Saltarelli's statement does not prohibit public servants or lay Catholics from receiving the Eucharist, however. It does ask Catholic institutions not to honor "Catholic politicians who take pro-abortion legislative po-sitions or invite them to speak at our functions and schools."
"The overarching message in this statement is that all Catholics need to be in a state of grace and free from mortal sin when they receive the Eucharist," said Wilmington diocese spokesman Bob Krebs. "It's reminding all of us to fully examine our consciences before receiving Christ in the Eucharist."

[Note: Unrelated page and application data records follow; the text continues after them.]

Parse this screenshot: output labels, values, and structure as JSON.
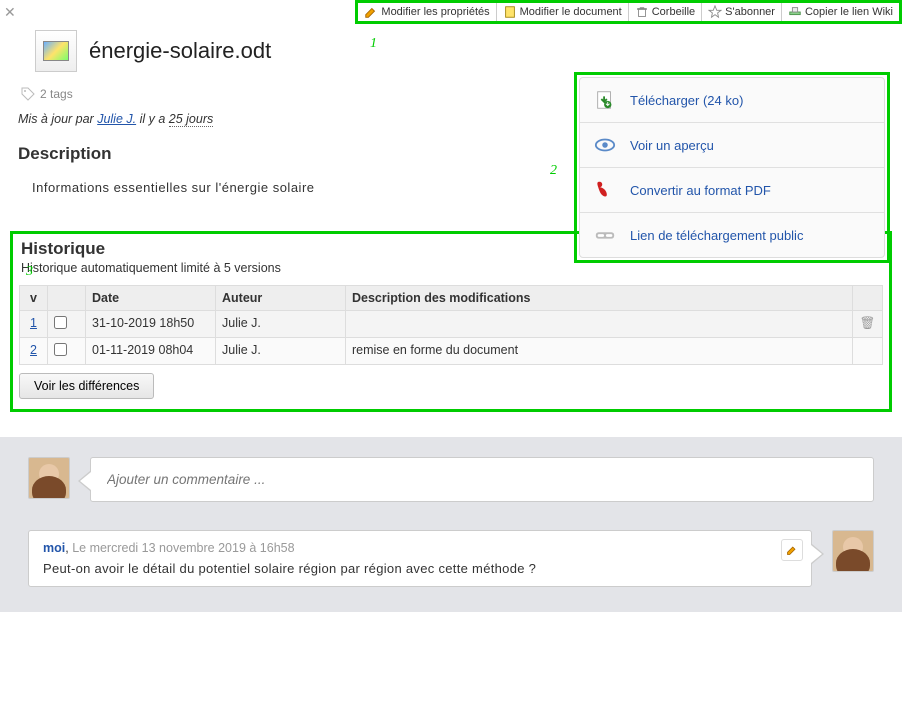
{
  "toolbar": {
    "modify_props": "Modifier les propriétés",
    "modify_doc": "Modifier le document",
    "trash": "Corbeille",
    "subscribe": "S'abonner",
    "copy_wiki": "Copier le lien Wiki"
  },
  "markers": {
    "m1": "1",
    "m2": "2",
    "m3": "3"
  },
  "document": {
    "title": "énergie-solaire.odt",
    "tags_label": "2 tags",
    "updated_prefix": "Mis à jour par ",
    "updated_author": "Julie J.",
    "updated_middle": " il y a ",
    "updated_age": "25 jours"
  },
  "description": {
    "heading": "Description",
    "body": "Informations essentielles sur l'énergie solaire"
  },
  "actions": {
    "download": "Télécharger (24 ko)",
    "preview": "Voir un aperçu",
    "pdf": "Convertir au format PDF",
    "publiclink": "Lien de téléchargement public"
  },
  "history": {
    "title": "Historique",
    "subtitle": "Historique automatiquement limité à 5 versions",
    "headers": {
      "v": "v",
      "date": "Date",
      "author": "Auteur",
      "desc": "Description des modifications"
    },
    "rows": [
      {
        "v": "1",
        "date": "31-10-2019 18h50",
        "author": "Julie J.",
        "desc": ""
      },
      {
        "v": "2",
        "date": "01-11-2019 08h04",
        "author": "Julie J.",
        "desc": "remise en forme du document"
      }
    ],
    "diff_button": "Voir les différences"
  },
  "comments": {
    "placeholder": "Ajouter un commentaire ...",
    "entries": [
      {
        "author": "moi",
        "sep": ", ",
        "time": "Le mercredi 13 novembre 2019 à 16h58",
        "body": "Peut-on avoir le détail du potentiel solaire région par région avec cette méthode ?"
      }
    ]
  }
}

The statement also said that the "promotion of abortion by any Catholic is a grave and serious matter" and said it would be "more spiritually beneficial" for Catholics who promote abortion to abstain from receiving Holy Communion. In the sacrament, Catholicism's central act of worship, parishioners receive the consecrated bread and wine of the Eucharist, believed to contain the body and blood of Christ. . . . [READ MORE]
Source: "Pro-choicers shouldn't take Communion, bishop says", by Victor Greto. The News Journal July 2, 2004.